> _Exercise materials_:
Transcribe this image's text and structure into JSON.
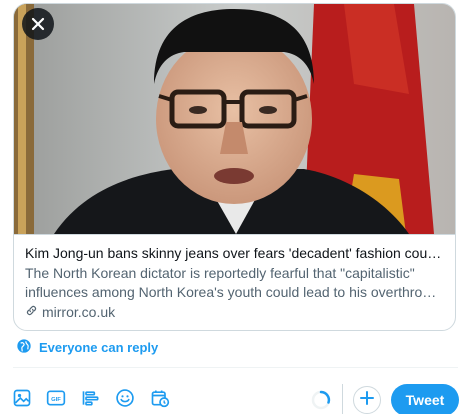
{
  "link_card": {
    "title": "Kim Jong-un bans skinny jeans over fears 'decadent' fashion could top...",
    "description": "The North Korean dictator is reportedly fearful that \"capitalistic\" influences among North Korea's youth could lead to his overthrow - ...",
    "domain": "mirror.co.uk",
    "close_icon": "close-icon",
    "link_icon": "link-icon"
  },
  "reply_setting": {
    "label": "Everyone can reply",
    "icon": "globe-icon"
  },
  "toolbar": {
    "icons": [
      "media-icon",
      "gif-icon",
      "poll-icon",
      "emoji-icon",
      "schedule-icon"
    ],
    "add_icon": "plus-icon",
    "tweet_label": "Tweet"
  },
  "colors": {
    "accent": "#1d9bf0",
    "text": "#0f1419",
    "secondary_text": "#536471",
    "border": "#cfd9de"
  }
}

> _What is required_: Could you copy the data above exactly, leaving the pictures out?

> _Answer section_:
Transcribe this image's text and structure into JSON.
{
  "link_card": {
    "title": "Kim Jong-un bans skinny jeans over fears 'decadent' fashion could top...",
    "description": "The North Korean dictator is reportedly fearful that \"capitalistic\" influences among North Korea's youth could lead to his overthrow - ...",
    "domain": "mirror.co.uk",
    "close_icon": "close-icon",
    "link_icon": "link-icon"
  },
  "reply_setting": {
    "label": "Everyone can reply",
    "icon": "globe-icon"
  },
  "toolbar": {
    "icons": [
      "media-icon",
      "gif-icon",
      "poll-icon",
      "emoji-icon",
      "schedule-icon"
    ],
    "add_icon": "plus-icon",
    "tweet_label": "Tweet"
  },
  "colors": {
    "accent": "#1d9bf0",
    "text": "#0f1419",
    "secondary_text": "#536471",
    "border": "#cfd9de"
  }
}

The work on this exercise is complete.